Former WWII Chinese fighter pilot Fred Chiao was recruited by Col. Ed Rector to help build a new Chinese Air Force on Taiwan. Regional politics ensued as President Marcos used Clark Air Force Base as a bargaining chip with Washington.
Grover McMichael joined the Navy in 1942 just ahead of getting drafted and was assigned to the USS Emmons, a destroyer. After a short time patrolling the North Atlantic, the ship was reassigned to duty in the Mediterranean, where the convoy sunk a submarine. In May 1944, the order came to head for England to take part in an unnamed assault.
As a special treat, some actresses came to Biak to put on a show for the enlisted men. All the lights were turned off except the klieg lights. Around 8:30 that night, the show had started and a lone Japanese bomber saw the lights. He approached the airstrip and bombed it.

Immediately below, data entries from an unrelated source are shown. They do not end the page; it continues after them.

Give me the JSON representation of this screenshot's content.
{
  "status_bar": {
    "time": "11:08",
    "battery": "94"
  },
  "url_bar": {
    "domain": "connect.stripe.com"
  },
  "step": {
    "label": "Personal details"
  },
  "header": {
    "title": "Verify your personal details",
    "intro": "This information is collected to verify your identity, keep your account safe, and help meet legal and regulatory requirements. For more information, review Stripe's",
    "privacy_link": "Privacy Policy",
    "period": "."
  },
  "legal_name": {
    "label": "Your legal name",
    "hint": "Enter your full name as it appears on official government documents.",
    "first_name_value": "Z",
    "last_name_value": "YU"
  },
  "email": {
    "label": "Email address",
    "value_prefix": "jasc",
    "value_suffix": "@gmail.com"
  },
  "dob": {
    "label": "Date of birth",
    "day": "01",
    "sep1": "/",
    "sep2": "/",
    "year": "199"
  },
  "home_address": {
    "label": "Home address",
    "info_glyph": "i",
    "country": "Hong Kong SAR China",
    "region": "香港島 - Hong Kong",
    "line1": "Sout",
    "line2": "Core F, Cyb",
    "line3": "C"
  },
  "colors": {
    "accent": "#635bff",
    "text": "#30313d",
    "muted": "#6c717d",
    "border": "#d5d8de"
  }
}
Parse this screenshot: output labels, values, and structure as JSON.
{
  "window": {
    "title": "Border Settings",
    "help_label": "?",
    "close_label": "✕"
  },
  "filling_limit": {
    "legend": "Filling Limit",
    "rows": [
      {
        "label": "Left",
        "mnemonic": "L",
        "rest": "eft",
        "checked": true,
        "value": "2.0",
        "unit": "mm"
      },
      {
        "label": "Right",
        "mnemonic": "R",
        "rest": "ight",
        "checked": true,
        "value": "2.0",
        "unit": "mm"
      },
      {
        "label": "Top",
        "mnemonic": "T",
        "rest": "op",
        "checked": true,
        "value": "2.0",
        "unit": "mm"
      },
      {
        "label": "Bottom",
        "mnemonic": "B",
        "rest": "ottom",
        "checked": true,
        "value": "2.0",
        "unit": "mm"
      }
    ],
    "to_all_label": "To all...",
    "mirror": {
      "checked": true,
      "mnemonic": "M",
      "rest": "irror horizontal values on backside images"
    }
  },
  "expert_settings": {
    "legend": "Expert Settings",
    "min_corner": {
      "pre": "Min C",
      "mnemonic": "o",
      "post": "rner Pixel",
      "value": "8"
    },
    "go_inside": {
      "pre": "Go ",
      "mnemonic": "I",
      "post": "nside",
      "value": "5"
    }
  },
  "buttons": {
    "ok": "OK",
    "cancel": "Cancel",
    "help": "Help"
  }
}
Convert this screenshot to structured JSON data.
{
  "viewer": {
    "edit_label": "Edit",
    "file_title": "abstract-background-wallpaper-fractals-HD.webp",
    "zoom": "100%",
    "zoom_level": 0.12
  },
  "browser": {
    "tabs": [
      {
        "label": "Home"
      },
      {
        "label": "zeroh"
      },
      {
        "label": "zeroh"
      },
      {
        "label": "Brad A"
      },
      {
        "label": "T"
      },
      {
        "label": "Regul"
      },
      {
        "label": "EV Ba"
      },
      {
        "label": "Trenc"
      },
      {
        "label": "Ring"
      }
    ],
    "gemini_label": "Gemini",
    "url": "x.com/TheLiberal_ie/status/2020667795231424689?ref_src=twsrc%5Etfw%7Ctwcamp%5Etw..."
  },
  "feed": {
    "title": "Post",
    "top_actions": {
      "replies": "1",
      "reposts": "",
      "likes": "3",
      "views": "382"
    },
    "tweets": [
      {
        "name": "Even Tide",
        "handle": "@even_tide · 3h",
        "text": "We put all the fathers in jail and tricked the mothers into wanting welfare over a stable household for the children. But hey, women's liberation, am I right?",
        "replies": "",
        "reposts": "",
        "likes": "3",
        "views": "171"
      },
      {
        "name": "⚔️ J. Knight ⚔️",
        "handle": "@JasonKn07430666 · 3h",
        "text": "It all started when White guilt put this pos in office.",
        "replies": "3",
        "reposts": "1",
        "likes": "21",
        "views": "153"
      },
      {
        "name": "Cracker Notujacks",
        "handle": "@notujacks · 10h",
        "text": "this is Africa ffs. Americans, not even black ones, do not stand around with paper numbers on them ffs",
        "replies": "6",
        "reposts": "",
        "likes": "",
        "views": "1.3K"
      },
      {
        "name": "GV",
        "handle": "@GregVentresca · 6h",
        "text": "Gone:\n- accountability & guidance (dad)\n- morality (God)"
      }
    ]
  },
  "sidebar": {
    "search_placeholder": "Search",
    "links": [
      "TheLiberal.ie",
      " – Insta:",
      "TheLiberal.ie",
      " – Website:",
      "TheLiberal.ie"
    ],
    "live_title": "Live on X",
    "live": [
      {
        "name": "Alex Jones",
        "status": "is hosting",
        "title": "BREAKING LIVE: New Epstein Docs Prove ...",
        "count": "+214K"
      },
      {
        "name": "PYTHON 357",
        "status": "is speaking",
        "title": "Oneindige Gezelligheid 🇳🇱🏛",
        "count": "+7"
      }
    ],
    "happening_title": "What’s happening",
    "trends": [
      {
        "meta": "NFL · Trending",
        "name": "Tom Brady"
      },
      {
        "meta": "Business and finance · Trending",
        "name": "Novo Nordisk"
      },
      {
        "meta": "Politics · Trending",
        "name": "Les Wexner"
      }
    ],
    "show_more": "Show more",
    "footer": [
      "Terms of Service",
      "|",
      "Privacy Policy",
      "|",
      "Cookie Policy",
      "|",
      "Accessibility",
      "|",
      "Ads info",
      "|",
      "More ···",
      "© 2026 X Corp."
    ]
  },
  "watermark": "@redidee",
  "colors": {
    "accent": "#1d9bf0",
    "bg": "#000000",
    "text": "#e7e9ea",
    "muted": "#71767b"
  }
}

Chinese pilot Fred Chiao remembers how homesick the young Americans were, sent to the Chinese front from their farms back home. But they got to rotate out after 24 missions while the Chinese got no reprieve from the fight for their homeland.
According to Ed LaPorta, there are three things that can happen on a reconnaissance mission and only one of them is good. That wasn't what happened when he was captured by Rommel's troops and beaten by an interrogator from Chicago.
They were getting a much needed break, but then the word came, "Don't get off the trucks." The Battle of the Bulge had broken out and Bob Welch's artillery unit rushed its howitzers back to the action. After prevailing there, they pushed on to Czechoslovakia where he did a little shopping.
"This is war! We don't care about the Geneva Convention!" That's what the German officer said to Ed LaPorta and the rest of the American POWs as they prepared to serve as laborers. This backfired when the Americans began sabotaging the artillery shells they were carrying.
Eric Holmes talks about his training journey, which took him to Mississippi, Texas, Utah, Iowa, New Hampshire, Wales and Britain. These stops were where he and other members of his crew trained to fly bombers.
At 18, Cole Stratton enlisted in the Army Air Corps and became a radar observer. Not only was his service needed for his country, but also for himself. As Stratton matured throughout his experiences in the war, he met many people from different walks of life.
The Russians had liberated them but when they were told they were going to Russia, the answer from the GI's was swift, "No way!" An American convoy caused the Russians to back off and the destination became Camp Lucky Strike and then, the Statue of Liberty.
The age limit to become an officer was lowered to 20. Jim Tysinger took advantage of this opportunity and headed towards Camp Davis in North Carolina. After being commissioned, Jim was ordered to transfer into the 214th Coast Artillery Anti-Aircraft regiment in California. He then visited New Caledonia and went on to Guadalcanal. During this time, his battery commander got promoted which resulted in him being his replacement.
Braswell Deen recalls getting ready for the amphibious landing on Peleliu and then the chaos of the landing itself. The shelling had been tremendous, but as on so many other islands, the enemy survived and the Marines faced heavy resistance as they hit the beach.
The brand new landing craft was small enough to travel from the shipyard on Lake Huron, through the Chicago Canal to the Illinois and Mississippi Rivers, and down to the Gulf of Mexico. After making their way to the west coast, David Potter and the rest of the crew repeatedly invaded California beaches in preparation for joining the war in the Pacific.
Eric Holmes and the rest of his B-17 crew arrived in England the afternoon of D-Day. Mr. Holmes talks about conditions on the plane and what a typical mission day was like. He also talks about his first bombing run problems, which resulted in the bombing of a not so important target.